**Data supplied**
=== Begin Enclosure ===
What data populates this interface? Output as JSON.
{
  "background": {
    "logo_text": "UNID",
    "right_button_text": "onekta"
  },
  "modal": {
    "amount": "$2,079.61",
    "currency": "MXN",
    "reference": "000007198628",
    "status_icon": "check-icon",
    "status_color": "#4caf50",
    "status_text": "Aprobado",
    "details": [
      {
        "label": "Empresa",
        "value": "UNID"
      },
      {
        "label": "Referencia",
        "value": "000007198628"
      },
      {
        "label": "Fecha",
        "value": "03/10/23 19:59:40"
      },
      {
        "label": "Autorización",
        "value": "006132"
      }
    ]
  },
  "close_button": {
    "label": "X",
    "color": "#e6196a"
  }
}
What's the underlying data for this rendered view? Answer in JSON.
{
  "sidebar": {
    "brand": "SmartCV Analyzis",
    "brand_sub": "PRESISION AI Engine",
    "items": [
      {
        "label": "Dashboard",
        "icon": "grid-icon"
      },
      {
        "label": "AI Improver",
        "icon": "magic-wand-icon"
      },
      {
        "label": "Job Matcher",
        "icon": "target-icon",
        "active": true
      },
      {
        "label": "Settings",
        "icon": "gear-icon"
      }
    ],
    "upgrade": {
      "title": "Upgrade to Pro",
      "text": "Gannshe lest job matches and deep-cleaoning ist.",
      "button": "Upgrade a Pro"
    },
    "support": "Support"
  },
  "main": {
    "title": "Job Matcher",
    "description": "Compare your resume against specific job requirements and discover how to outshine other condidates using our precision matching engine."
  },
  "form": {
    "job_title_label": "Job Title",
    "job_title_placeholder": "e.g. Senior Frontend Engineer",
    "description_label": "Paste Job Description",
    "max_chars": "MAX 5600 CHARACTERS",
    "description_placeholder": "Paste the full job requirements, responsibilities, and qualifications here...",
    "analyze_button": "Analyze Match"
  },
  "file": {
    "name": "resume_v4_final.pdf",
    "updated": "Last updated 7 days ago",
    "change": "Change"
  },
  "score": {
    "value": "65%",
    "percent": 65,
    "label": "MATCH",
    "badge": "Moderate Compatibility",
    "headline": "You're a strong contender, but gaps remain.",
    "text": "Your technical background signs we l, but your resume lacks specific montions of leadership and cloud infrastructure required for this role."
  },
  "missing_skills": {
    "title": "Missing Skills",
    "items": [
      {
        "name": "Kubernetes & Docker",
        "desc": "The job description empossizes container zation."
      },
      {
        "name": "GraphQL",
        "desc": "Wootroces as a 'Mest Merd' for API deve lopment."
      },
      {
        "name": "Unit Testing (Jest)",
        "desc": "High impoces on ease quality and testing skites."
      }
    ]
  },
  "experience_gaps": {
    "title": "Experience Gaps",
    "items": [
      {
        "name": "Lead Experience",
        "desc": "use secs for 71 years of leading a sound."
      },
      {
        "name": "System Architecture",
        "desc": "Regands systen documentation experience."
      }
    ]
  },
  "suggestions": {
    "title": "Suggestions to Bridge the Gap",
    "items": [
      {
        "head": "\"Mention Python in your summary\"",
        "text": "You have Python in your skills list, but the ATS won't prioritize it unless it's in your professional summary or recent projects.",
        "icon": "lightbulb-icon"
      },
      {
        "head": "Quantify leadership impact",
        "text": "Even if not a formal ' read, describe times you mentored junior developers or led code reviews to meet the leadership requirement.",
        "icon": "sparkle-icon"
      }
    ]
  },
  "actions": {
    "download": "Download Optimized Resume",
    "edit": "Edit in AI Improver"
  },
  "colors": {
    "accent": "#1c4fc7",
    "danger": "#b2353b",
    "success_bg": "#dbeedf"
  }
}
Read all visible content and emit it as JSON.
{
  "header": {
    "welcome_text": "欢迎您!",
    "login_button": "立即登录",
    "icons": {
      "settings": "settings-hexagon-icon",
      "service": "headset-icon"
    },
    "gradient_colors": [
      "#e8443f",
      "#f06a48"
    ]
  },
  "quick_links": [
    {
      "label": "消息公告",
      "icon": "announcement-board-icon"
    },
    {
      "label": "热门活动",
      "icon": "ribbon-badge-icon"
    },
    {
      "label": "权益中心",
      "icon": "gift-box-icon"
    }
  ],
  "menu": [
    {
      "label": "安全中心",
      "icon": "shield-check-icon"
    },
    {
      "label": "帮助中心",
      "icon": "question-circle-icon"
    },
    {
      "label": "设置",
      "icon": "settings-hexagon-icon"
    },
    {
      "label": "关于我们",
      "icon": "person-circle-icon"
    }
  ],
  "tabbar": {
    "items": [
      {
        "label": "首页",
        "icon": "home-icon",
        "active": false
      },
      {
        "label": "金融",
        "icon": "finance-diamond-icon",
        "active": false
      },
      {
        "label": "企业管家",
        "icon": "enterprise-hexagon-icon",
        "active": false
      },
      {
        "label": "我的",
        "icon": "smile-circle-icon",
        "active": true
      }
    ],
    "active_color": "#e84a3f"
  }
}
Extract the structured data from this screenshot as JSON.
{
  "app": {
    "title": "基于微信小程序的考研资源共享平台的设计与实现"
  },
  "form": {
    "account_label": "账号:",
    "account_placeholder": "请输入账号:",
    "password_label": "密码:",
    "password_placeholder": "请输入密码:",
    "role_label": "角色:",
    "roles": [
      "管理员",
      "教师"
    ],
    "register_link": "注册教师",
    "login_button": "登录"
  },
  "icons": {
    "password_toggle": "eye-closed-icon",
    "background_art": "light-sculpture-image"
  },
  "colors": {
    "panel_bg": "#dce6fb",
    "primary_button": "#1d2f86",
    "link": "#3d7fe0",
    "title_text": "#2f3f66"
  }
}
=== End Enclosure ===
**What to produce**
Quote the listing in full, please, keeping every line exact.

**Expected output**
What data populates this interface? Output as JSON.
{
  "background": {
    "logo_text": "UNID",
    "right_button_text": "onekta"
  },
  "modal": {
    "amount": "$2,079.61",
    "currency": "MXN",
    "reference": "000007198628",
    "status_icon": "check-icon",
    "status_color": "#4caf50",
    "status_text": "Aprobado",
    "details": [
      {
        "label": "Empresa",
        "value": "UNID"
      },
      {
        "label": "Referencia",
        "value": "000007198628"
      },
      {
        "label": "Fecha",
        "value": "03/10/23 19:59:40"
      },
      {
        "label": "Autorización",
        "value": "006132"
      }
    ]
  },
  "close_button": {
    "label": "X",
    "color": "#e6196a"
  }
}
What's the underlying data for this rendered view? Answer in JSON.
{
  "sidebar": {
    "brand": "SmartCV Analyzis",
    "brand_sub": "PRESISION AI Engine",
    "items": [
      {
        "label": "Dashboard",
        "icon": "grid-icon"
      },
      {
        "label": "AI Improver",
        "icon": "magic-wand-icon"
      },
      {
        "label": "Job Matcher",
        "icon": "target-icon",
        "active": true
      },
      {
        "label": "Settings",
        "icon": "gear-icon"
      }
    ],
    "upgrade": {
      "title": "Upgrade to Pro",
      "text": "Gannshe lest job matches and deep-cleaoning ist.",
      "button": "Upgrade a Pro"
    },
    "support": "Support"
  },
  "main": {
    "title": "Job Matcher",
    "description": "Compare your resume against specific job requirements and discover how to outshine other condidates using our precision matching engine."
  },
  "form": {
    "job_title_label": "Job Title",
    "job_title_placeholder": "e.g. Senior Frontend Engineer",
    "description_label": "Paste Job Description",
    "max_chars": "MAX 5600 CHARACTERS",
    "description_placeholder": "Paste the full job requirements, responsibilities, and qualifications here...",
    "analyze_button": "Analyze Match"
  },
  "file": {
    "name": "resume_v4_final.pdf",
    "updated": "Last updated 7 days ago",
    "change": "Change"
  },
  "score": {
    "value": "65%",
    "percent": 65,
    "label": "MATCH",
    "badge": "Moderate Compatibility",
    "headline": "You're a strong contender, but gaps remain.",
    "text": "Your technical background signs we l, but your resume lacks specific montions of leadership and cloud infrastructure required for this role."
  },
  "missing_skills": {
    "title": "Missing Skills",
    "items": [
      {
        "name": "Kubernetes & Docker",
        "desc": "The job description empossizes container zation."
      },
      {
        "name": "GraphQL",
        "desc": "Wootroces as a 'Mest Merd' for API deve lopment."
      },
      {
        "name": "Unit Testing (Jest)",
        "desc": "High impoces on ease quality and testing skites."
      }
    ]
  },
  "experience_gaps": {
    "title": "Experience Gaps",
    "items": [
      {
        "name": "Lead Experience",
        "desc": "use secs for 71 years of leading a sound."
      },
      {
        "name": "System Architecture",
        "desc": "Regands systen documentation experience."
      }
    ]
  },
  "suggestions": {
    "title": "Suggestions to Bridge the Gap",
    "items": [
      {
        "head": "\"Mention Python in your summary\"",
        "text": "You have Python in your skills list, but the ATS won't prioritize it unless it's in your professional summary or recent projects.",
        "icon": "lightbulb-icon"
      },
      {
        "head": "Quantify leadership impact",
        "text": "Even if not a formal ' read, describe times you mentored junior developers or led code reviews to meet the leadership requirement.",
        "icon": "sparkle-icon"
      }
    ]
  },
  "actions": {
    "download": "Download Optimized Resume",
    "edit": "Edit in AI Improver"
  },
  "colors": {
    "accent": "#1c4fc7",
    "danger": "#b2353b",
    "success_bg": "#dbeedf"
  }
}
Read all visible content and emit it as JSON.
{
  "header": {
    "welcome_text": "欢迎您!",
    "login_button": "立即登录",
    "icons": {
      "settings": "settings-hexagon-icon",
      "service": "headset-icon"
    },
    "gradient_colors": [
      "#e8443f",
      "#f06a48"
    ]
  },
  "quick_links": [
    {
      "label": "消息公告",
      "icon": "announcement-board-icon"
    },
    {
      "label": "热门活动",
      "icon": "ribbon-badge-icon"
    },
    {
      "label": "权益中心",
      "icon": "gift-box-icon"
    }
  ],
  "menu": [
    {
      "label": "安全中心",
      "icon": "shield-check-icon"
    },
    {
      "label": "帮助中心",
      "icon": "question-circle-icon"
    },
    {
      "label": "设置",
      "icon": "settings-hexagon-icon"
    },
    {
      "label": "关于我们",
      "icon": "person-circle-icon"
    }
  ],
  "tabbar": {
    "items": [
      {
        "label": "首页",
        "icon": "home-icon",
        "active": false
      },
      {
        "label": "金融",
        "icon": "finance-diamond-icon",
        "active": false
      },
      {
        "label": "企业管家",
        "icon": "enterprise-hexagon-icon",
        "active": false
      },
      {
        "label": "我的",
        "icon": "smile-circle-icon",
        "active": true
      }
    ],
    "active_color": "#e84a3f"
  }
}
Extract the structured data from this screenshot as JSON.
{
  "app": {
    "title": "基于微信小程序的考研资源共享平台的设计与实现"
  },
  "form": {
    "account_label": "账号:",
    "account_placeholder": "请输入账号:",
    "password_label": "密码:",
    "password_placeholder": "请输入密码:",
    "role_label": "角色:",
    "roles": [
      "管理员",
      "教师"
    ],
    "register_link": "注册教师",
    "login_button": "登录"
  },
  "icons": {
    "password_toggle": "eye-closed-icon",
    "background_art": "light-sculpture-image"
  },
  "colors": {
    "panel_bg": "#dce6fb",
    "primary_button": "#1d2f86",
    "link": "#3d7fe0",
    "title_text": "#2f3f66"
  }
}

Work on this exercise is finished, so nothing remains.